Marcus Grant | Managing Editor
This past week, I decided to go back and rewatch one of my favorite shows, Fruits Basket (2019). The manga that the show is based off of was written by Natsuki Takaya from July 1998 to November 2006, culminating into 23 volumes. The plot follows Tohru Honda, a girl who just lost her mother and is living out of a tent. Upon exploring the land around her new home before school one day, she stumbles upon a house. There, she sees one of her classmates, Yuki Sohma, who lives with his older cousin, Shigure. Circumstance leads Tohru to live with the Sohma boys and she learns of the curse they bare. It was originally made as a 26-episode anime in 2001 and got a 63-episode reboot in 2019.
I was originally drawn to Fruits Basket because of the aesthetics. I’m usually pretty picky about animation (though I’m not one to shy away from anything experimental) so when a show or movie does it well, I find myself really appreciating it. While I can admit that there are some points where I found myself noting a particular pose, Fruits Basket is largely very clean-looking and the animation is quite smooth. Visually, it’s bright and colorful, with beautiful locations and shots. Each character also has their distinct outfits that accentuate their personalities and is very fun to see. The music is also generally upbeat and appealing.
One of my favorite parts about the show was the characterization. This is one of my favorite pieces of media in terms of characters. Takaya does an incredible job at creating well rounded characters, all with their own goals, fears, and pasts. Watching the different characters as they tell us the moments that shaped them into the people we see in the show. My personal favorites to learn were Momiji’s, Uo’s, and Tohru’s. I often found myself moved to tears hearing about some of the things these characters had gone through – their experiences felt very real and brought the characters off the screen. It was also fun to see the characters warm up to Tohru and watch them all get close.
The plot is also worth mentioning. I found that as I watched the first time, I was often surprised by the way paths connected even before the characters in the show were aware of each other. It was even more interesting watching it for the second time – there were many places where I saw cool pieces of foreshadowing that I hadn’t the first time. It really allowed me to appreciate the effort that must have been put into it as the story was being crafted.
I encourage anyone who is interested in comforting slice-of-life or comedy to watch Fruits Basket.
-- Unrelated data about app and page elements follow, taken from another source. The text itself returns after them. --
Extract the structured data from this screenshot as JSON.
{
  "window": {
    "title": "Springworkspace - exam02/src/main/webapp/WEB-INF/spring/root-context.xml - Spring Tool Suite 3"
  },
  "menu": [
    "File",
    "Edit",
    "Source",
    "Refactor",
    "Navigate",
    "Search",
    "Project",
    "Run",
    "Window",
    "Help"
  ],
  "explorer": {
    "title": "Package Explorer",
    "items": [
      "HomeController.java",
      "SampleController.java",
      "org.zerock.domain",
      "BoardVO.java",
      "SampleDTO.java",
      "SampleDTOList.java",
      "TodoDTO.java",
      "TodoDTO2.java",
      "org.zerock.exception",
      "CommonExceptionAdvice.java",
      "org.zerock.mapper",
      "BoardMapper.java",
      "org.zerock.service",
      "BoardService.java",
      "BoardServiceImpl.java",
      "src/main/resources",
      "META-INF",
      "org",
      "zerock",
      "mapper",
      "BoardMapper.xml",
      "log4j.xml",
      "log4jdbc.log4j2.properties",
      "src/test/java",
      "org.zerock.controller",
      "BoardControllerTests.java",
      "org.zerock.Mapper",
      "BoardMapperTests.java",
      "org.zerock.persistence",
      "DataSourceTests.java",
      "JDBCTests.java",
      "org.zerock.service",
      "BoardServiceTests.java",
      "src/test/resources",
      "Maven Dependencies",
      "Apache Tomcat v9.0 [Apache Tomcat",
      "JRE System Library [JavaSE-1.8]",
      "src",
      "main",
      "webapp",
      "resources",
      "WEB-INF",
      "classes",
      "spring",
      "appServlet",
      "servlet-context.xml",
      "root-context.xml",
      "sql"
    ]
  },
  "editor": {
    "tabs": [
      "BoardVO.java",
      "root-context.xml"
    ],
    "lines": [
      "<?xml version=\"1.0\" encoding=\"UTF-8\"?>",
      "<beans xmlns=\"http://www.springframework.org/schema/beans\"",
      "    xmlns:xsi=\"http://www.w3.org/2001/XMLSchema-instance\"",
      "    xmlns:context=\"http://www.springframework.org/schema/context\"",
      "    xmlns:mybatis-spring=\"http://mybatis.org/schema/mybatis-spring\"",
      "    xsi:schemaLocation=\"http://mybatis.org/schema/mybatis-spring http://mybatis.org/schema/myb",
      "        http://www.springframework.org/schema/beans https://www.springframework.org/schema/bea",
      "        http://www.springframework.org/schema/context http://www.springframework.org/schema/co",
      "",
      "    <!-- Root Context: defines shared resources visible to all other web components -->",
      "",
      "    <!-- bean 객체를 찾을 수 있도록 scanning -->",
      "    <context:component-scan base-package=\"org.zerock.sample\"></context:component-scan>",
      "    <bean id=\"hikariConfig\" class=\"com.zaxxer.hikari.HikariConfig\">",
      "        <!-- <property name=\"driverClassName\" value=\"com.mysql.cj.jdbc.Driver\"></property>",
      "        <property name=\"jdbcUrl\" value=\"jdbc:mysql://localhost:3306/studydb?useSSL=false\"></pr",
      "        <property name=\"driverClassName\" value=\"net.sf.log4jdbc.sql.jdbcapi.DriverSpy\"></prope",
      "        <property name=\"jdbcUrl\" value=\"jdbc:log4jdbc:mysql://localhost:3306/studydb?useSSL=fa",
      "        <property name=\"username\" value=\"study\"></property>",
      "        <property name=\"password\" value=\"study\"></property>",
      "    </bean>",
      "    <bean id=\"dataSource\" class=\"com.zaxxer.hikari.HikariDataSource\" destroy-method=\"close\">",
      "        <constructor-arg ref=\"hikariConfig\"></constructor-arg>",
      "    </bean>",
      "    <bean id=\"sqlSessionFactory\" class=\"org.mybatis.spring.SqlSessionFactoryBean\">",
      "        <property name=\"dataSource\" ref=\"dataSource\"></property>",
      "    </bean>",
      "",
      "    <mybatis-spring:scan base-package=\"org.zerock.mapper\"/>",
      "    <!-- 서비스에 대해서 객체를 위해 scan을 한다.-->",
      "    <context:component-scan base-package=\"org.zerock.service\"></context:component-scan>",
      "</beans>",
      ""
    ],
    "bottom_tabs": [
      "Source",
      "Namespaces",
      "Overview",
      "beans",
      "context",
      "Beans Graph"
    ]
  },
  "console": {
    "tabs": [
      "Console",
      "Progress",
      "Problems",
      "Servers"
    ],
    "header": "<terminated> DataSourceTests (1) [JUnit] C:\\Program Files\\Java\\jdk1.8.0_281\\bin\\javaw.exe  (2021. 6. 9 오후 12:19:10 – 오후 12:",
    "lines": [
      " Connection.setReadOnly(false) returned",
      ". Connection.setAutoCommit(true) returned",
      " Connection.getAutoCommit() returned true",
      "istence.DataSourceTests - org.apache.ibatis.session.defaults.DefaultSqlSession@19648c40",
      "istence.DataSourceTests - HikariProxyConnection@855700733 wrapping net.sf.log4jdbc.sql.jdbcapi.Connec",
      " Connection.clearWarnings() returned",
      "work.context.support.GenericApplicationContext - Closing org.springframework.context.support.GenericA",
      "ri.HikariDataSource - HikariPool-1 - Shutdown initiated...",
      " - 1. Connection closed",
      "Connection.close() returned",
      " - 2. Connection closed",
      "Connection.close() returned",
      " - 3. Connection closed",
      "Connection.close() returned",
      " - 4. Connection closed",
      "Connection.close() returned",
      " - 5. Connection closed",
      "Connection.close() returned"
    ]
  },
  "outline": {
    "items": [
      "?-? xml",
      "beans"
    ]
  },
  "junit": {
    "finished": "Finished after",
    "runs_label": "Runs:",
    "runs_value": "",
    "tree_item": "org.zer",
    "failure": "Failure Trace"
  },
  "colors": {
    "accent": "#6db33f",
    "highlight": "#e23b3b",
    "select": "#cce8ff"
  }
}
I think the show has a lot to offer even for people who may not be a fan of those genres. It’s been very fun to rewatch the show and I have no doubt that I will watch it again.